Harris’ climate messaging did not come without pushback.
Half of the continent still lacks electricity. Extreme poverty and crushing debt have slowed economic development. African leaders told Harris they want to increase oil and gas drilling to boost their economies and find a path toward self-reliance.
Speaking alongside Harris at a news conference, Ghanaian President Nana Akufo-Addo said he plans to transform the country, in part, with new oil and gas drilling. That will “give us the best opportunity to derive maximum benefit from our abundant natural resources, enable us to create a firmer foundation for meaningful long-term economic and commercial relations with the United States of America,” Akufo-Addo said.
As she did elsewhere, Harris pointed to new jobs that can be created in Ghana in a clean-energy economy.
“Part of my trip here is actually to also recognize the opportunities, then, that exist in this transition to what we call a ‘clean energy economy,’ a green economy,” she said at the news conference. “And the opportunities that exist for American private interest and the American government to also share in Africa’s leadership on this in terms of helping to contribute the resources to what are very innovative practices that are occurring here on the continent.”

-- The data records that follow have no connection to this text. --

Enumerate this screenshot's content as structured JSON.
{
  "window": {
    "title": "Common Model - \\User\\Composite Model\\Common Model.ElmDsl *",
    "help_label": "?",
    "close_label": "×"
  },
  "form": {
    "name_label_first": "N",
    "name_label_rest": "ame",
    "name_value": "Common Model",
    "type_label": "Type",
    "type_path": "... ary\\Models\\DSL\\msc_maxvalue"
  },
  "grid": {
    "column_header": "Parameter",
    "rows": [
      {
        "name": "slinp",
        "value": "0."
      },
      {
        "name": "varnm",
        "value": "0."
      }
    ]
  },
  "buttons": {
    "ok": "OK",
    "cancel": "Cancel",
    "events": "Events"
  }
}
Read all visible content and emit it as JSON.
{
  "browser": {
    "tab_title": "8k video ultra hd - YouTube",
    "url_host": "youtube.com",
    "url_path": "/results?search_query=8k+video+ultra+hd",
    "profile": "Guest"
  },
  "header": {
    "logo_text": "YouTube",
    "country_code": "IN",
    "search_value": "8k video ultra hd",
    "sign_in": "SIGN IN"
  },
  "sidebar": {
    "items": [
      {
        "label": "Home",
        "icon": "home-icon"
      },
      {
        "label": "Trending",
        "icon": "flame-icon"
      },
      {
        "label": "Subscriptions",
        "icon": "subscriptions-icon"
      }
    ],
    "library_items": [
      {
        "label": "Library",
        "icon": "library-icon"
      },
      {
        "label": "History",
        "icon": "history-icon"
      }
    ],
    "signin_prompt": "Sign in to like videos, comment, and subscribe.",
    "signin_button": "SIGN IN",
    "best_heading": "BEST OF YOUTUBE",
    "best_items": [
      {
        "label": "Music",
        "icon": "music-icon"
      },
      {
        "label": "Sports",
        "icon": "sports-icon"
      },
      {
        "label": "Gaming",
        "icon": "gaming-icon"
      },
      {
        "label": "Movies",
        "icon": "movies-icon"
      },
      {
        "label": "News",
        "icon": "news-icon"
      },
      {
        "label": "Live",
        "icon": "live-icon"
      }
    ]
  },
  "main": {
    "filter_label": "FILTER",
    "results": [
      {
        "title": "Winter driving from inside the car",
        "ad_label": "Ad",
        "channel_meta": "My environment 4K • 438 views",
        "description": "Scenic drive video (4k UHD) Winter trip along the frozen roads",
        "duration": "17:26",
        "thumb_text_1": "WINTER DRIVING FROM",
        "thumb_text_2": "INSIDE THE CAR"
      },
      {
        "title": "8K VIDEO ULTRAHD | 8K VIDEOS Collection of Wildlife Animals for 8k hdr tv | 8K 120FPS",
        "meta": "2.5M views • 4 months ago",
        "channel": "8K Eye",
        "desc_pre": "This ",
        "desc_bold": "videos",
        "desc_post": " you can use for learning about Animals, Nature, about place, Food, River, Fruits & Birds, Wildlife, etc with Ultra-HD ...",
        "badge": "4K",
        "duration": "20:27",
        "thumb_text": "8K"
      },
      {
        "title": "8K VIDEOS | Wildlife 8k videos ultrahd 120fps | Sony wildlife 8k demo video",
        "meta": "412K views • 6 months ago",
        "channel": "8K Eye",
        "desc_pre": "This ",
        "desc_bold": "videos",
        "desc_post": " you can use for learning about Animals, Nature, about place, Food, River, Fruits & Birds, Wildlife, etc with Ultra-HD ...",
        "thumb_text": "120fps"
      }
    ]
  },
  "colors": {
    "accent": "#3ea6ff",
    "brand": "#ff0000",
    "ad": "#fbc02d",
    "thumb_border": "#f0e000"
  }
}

Engaging more frequently and more directly on the issue abroad can translate into more of a domestic role in climate policy, said Chervinsky, the presidential historian.
Climate policy is an area where Harris can carve out a powerful role for herself, not as part of her short-term portfolio, but as a longer-term issue, the historian said. It’s also a key way for Harris to reach the young voters that will be a key to her political future, Chervinsky added.
“It’s a savvy political decision to be focusing on an issue that is very important to a very important subset of voters to try to build enthusiasm for those measures and demonstrate that one person is really particularly focused on those issues and would hopefully encourage them to support her in the future,” Chervinsky said.